The Ohio Department of Education says it's almost done reviewing how altered attendance data affected state report cards for schools in eight districts.
The Northridge district in Montgomery County and Winton Woods in Hamilton County are among those that will get recalculated district and school report cards for the 2010-2011 school year once the investigation is finished.
A newspaper analysis finds the gap between black and white students' scores on Ohio's standardized exams persists even when economic advantages are considered.
The Columbus Dispatch review published Sunday found the scores of black students from affluent families and highly rated schools still lag far behind those of their white peers.
The newspaper analyzed data from more than two dozen state tests given last year to kindergarten through high school students. It found the average passage rate was 64 percent among black students, and 87 percent among white students.
The University of Dayton will expand its campus computer to link researchers around Ohio thanks to a National Science Foundation grant of nearly a quarter-million dollars.
The university said this week that the grant will allow it to build a high-performance research computer network providing connections to other research institutions via high-capacity networks.

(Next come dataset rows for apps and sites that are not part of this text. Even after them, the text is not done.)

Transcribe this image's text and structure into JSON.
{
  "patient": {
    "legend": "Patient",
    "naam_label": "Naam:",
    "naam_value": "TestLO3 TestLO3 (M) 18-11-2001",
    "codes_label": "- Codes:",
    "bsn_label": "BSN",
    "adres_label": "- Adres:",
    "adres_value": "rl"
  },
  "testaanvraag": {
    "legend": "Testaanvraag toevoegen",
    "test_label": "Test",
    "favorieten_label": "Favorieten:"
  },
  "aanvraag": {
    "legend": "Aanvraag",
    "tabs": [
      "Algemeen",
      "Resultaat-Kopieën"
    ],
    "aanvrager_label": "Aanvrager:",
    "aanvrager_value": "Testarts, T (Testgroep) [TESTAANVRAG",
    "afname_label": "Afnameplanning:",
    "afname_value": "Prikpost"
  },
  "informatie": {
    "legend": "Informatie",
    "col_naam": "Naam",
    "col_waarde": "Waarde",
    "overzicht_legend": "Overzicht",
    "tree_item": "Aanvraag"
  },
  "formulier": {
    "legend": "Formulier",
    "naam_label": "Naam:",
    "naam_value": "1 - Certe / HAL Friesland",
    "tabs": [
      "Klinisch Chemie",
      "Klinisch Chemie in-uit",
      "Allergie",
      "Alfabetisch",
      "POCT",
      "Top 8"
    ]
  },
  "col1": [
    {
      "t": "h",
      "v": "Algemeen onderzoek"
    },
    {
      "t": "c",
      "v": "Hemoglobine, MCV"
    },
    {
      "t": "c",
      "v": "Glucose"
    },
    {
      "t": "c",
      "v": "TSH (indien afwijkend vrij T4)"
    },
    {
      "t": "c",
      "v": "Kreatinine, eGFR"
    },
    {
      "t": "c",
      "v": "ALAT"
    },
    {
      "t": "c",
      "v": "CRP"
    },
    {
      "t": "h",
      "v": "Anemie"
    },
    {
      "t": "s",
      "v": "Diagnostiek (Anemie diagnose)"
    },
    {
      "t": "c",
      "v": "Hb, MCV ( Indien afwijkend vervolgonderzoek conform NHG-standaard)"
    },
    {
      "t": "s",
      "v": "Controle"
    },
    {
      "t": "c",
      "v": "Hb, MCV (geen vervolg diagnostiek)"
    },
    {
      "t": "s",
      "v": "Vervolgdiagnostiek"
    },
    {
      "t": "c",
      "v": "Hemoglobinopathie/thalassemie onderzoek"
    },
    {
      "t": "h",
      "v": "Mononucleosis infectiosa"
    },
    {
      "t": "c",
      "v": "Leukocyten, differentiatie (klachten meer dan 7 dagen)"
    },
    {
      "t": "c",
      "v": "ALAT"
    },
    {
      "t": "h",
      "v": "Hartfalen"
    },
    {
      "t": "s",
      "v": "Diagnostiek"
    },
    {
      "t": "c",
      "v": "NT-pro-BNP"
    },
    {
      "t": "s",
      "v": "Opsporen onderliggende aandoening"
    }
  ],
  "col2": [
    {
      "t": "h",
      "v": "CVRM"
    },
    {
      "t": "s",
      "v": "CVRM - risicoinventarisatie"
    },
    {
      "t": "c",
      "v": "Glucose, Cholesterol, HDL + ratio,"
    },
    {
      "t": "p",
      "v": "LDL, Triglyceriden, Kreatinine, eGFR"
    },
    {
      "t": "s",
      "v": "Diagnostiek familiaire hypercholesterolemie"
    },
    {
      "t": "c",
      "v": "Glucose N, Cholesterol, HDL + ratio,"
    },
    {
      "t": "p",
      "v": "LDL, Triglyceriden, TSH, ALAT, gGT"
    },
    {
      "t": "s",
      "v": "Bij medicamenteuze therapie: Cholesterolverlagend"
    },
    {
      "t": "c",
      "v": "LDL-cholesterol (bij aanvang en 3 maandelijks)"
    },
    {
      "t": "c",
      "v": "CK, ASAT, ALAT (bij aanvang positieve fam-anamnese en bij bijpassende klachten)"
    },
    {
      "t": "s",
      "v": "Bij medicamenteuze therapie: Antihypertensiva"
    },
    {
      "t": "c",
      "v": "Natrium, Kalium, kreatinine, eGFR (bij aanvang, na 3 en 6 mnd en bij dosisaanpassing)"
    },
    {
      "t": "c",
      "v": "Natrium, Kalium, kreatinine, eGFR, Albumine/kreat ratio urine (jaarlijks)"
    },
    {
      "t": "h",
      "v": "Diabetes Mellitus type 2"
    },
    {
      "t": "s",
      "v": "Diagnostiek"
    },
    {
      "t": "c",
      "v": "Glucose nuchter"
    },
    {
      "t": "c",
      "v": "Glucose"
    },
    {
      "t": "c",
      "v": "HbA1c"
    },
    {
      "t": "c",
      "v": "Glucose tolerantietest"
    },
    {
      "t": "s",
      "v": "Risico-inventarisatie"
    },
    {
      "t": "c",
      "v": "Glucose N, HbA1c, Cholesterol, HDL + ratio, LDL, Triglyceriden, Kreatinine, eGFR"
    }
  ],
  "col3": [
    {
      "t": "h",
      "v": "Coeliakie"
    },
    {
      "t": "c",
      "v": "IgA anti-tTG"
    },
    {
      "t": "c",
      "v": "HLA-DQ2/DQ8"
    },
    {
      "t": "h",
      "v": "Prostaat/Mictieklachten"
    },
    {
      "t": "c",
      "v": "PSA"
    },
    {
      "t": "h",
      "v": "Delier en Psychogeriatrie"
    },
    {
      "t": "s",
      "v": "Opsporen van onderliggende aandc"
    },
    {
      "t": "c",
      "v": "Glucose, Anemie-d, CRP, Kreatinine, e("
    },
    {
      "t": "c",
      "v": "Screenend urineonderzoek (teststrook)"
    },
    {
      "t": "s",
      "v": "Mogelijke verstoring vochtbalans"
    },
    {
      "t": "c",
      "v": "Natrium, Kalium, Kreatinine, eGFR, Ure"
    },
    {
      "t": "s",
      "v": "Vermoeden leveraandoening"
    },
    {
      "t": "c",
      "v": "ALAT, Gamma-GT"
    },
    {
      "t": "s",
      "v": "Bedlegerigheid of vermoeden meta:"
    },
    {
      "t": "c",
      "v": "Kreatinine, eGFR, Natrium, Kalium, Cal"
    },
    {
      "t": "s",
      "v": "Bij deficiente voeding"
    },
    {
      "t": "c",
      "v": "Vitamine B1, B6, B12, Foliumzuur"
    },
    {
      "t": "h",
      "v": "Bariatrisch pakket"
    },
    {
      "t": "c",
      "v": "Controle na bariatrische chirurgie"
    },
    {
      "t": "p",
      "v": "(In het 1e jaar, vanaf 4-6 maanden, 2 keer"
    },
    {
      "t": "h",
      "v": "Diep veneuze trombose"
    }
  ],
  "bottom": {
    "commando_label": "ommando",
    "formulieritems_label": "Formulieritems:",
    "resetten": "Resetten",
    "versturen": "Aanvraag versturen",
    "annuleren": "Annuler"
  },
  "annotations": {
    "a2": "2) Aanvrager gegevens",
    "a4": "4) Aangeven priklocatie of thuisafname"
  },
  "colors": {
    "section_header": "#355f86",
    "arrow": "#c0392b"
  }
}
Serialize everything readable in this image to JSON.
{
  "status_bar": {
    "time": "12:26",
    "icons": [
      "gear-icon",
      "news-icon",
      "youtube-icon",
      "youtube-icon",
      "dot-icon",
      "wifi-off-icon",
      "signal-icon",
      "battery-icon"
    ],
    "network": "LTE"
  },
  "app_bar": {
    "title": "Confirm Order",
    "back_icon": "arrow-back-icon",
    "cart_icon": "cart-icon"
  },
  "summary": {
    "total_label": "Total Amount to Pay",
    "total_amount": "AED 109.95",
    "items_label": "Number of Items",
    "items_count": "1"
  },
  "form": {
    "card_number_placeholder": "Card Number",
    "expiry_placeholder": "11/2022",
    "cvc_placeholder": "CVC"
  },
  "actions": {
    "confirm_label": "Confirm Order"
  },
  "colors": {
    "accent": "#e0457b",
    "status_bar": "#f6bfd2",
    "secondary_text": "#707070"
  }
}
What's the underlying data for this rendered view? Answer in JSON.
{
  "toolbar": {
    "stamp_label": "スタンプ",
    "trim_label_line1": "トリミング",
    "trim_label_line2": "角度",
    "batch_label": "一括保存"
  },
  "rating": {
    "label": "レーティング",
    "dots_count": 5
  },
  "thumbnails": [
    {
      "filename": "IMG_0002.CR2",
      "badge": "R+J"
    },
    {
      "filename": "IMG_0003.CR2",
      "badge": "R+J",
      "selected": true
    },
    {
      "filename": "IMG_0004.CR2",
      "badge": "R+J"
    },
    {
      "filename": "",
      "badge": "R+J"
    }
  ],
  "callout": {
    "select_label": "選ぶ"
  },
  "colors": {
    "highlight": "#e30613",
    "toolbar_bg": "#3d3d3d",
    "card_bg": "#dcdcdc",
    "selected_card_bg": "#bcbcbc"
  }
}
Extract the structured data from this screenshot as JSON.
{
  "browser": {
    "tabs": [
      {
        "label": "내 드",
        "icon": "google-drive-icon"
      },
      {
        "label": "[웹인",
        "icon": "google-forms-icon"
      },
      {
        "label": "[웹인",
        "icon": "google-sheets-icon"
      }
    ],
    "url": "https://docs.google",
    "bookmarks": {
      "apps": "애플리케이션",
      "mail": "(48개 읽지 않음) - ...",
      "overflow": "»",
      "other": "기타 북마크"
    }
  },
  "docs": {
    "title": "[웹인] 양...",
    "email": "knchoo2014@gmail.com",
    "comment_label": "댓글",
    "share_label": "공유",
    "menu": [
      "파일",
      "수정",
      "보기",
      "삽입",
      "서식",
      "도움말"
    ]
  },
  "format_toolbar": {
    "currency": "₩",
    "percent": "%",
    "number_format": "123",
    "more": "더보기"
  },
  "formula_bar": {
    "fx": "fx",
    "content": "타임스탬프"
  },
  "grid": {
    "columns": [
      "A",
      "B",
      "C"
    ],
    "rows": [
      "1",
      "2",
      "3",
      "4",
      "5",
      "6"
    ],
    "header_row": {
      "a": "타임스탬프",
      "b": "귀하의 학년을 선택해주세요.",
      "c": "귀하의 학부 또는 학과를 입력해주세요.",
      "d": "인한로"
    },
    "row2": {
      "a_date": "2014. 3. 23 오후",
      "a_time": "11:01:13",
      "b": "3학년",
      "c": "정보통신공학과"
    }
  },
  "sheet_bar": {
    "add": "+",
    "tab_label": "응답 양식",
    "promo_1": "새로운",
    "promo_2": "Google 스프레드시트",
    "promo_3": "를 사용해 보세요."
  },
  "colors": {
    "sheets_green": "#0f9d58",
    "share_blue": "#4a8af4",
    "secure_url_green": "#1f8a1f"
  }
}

The connections will be up to 10 gigabytes per second and link the university, Sinclair Community College, Ohio State University, the Ohio Supercomputer Center, Central State University and regional high schools.
The September 2013 installment of SOCHE TALKS features John Burke, the library director with the Miami University Middletown speaking on embedded librarians in the learning management system in higher education.
The SOCHE Talks are a collaboration with the Southwest Ohio Council for Higher Education. In this monthly series we’ll hear from faculty and staff from areas colleges and universities on a wide variety of subjects. It's an effort to bring Miami Valley research and thinking into the public arena – a way to enlighten the world with local knowledge.
The Beavercreek City School District has reached a contract agreement with teachers after months of strained negotiations, but the district is left with a budget problem.
The contract includes compromises over pay raises and health care; for the first time ever, teachers have agreed to forgo regular raises in the base wage and instead take raises based on district-wide performance. The Beavercreek schools consistently perform very high by state standards, and a continued “A” grade from the state of Ohio would mean a one-time raise for teachers each year.